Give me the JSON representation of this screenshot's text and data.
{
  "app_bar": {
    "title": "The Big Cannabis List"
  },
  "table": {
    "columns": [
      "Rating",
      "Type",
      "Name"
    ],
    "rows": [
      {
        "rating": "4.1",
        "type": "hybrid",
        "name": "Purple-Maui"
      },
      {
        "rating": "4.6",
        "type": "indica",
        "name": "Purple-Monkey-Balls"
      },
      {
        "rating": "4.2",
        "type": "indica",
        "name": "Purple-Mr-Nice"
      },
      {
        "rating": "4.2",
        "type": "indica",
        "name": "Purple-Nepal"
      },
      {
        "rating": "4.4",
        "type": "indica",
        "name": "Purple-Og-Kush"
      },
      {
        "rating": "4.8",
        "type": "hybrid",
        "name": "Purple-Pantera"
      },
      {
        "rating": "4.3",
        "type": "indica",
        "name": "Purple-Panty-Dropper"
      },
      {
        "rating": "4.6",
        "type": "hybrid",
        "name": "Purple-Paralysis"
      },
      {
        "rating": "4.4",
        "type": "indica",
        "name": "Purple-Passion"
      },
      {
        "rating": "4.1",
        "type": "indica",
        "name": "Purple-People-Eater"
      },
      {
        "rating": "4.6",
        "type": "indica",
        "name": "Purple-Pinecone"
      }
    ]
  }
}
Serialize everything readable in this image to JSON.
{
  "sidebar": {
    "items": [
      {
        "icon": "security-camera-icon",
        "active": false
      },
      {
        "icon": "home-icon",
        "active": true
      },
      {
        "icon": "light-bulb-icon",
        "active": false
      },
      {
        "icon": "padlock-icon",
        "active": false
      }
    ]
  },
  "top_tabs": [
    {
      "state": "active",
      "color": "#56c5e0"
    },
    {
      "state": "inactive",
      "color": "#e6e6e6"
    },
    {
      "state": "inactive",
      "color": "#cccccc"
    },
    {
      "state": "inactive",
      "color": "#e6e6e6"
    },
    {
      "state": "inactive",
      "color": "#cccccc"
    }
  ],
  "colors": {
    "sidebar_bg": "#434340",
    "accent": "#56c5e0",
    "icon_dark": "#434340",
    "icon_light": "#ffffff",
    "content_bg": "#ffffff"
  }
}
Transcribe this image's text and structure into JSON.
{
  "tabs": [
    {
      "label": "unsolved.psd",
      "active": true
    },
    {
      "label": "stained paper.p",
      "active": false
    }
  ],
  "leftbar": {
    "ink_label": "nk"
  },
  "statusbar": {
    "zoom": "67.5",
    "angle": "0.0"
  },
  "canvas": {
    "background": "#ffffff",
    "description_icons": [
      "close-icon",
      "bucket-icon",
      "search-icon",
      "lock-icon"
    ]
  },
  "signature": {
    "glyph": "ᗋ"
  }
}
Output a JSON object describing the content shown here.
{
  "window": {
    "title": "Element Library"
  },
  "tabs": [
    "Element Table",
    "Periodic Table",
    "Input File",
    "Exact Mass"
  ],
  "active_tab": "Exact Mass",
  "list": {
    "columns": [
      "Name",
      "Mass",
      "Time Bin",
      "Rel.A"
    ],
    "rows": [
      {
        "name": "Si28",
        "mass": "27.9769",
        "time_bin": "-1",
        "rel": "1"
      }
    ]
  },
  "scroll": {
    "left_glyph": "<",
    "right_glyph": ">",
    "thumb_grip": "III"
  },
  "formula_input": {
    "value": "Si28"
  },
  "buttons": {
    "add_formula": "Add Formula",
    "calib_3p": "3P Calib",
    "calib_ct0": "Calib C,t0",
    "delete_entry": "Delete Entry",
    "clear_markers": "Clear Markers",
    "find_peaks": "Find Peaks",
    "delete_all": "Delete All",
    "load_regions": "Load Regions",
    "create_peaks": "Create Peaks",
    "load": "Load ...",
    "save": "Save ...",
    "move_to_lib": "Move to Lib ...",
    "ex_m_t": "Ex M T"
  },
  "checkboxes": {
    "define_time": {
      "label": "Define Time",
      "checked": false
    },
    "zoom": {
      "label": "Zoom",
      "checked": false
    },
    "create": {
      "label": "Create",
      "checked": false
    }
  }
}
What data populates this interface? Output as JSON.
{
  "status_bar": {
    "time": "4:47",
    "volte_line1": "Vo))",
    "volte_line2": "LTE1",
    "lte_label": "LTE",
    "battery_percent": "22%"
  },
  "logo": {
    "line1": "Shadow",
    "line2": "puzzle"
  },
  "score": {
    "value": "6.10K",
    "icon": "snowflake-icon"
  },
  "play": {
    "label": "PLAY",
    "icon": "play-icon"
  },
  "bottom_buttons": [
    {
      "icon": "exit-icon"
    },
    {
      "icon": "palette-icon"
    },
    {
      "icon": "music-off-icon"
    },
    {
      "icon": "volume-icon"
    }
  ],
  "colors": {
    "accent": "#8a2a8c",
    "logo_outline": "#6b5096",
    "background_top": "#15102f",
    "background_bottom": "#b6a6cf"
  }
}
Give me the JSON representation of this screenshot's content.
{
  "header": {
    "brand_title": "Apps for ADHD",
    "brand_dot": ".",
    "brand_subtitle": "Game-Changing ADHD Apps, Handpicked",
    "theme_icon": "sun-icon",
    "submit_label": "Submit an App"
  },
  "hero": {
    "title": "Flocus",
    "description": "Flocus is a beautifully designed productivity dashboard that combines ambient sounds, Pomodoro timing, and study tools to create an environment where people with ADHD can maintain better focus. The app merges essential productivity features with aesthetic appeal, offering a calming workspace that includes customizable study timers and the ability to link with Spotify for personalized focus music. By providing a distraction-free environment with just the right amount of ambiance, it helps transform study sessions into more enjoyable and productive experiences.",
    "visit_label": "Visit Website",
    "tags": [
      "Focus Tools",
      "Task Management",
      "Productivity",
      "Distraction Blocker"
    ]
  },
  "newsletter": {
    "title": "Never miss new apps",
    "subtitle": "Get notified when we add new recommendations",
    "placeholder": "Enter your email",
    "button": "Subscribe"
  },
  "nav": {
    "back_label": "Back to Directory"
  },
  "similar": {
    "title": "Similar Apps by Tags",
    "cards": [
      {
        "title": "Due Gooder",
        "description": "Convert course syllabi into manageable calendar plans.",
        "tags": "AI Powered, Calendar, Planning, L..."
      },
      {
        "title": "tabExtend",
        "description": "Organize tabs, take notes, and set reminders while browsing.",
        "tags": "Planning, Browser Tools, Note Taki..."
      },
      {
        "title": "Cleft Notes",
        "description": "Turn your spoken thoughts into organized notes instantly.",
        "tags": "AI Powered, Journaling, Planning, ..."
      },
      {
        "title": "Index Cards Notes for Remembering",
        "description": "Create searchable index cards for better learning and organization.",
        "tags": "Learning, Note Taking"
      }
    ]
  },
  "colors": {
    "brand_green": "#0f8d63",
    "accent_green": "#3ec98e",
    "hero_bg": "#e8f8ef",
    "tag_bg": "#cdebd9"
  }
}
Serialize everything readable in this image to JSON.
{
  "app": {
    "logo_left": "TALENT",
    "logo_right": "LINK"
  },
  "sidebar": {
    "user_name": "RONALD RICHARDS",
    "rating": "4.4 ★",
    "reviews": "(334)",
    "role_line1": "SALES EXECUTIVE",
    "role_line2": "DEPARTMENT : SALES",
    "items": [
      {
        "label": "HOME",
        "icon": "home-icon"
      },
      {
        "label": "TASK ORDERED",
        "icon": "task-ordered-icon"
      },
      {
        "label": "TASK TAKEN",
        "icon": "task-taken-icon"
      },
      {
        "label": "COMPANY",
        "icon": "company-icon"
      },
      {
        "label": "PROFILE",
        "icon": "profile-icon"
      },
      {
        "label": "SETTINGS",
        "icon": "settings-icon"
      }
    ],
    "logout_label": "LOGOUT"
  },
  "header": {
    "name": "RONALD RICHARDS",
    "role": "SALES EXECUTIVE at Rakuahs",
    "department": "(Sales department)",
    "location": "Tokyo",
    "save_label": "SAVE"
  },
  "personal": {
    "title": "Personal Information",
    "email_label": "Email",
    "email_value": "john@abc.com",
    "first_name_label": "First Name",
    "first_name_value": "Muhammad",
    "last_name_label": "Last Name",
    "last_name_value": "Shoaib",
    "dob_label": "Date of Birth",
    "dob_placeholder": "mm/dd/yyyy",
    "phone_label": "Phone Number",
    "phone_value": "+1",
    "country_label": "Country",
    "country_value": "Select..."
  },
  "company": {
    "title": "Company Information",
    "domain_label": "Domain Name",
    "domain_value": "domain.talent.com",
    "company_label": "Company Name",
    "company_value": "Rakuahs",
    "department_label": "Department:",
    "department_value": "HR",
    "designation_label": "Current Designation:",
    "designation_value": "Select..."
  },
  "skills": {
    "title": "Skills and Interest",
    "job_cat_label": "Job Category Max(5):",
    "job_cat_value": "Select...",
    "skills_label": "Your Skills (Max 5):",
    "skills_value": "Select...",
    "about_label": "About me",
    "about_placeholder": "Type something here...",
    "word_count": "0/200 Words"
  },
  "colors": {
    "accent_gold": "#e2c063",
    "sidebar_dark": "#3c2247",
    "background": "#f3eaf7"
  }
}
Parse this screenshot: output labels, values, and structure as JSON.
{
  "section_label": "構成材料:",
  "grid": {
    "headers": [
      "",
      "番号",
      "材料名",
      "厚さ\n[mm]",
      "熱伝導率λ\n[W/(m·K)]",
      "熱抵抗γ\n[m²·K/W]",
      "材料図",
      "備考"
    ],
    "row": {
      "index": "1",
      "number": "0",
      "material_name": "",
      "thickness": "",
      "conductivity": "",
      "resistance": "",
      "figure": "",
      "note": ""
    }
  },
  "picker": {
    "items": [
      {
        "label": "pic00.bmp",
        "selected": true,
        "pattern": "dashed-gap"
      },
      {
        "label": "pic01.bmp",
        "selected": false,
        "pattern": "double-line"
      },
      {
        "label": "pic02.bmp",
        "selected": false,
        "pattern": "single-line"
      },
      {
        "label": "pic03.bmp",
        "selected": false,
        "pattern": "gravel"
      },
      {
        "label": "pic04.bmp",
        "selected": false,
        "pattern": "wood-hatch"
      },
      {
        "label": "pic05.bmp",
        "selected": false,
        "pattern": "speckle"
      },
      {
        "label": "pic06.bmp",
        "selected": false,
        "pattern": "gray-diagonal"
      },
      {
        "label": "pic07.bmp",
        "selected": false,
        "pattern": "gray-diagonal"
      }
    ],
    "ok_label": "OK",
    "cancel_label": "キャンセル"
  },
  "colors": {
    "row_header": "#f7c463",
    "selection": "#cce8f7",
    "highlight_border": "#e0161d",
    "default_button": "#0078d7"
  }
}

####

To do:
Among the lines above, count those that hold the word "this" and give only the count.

Solution below:
7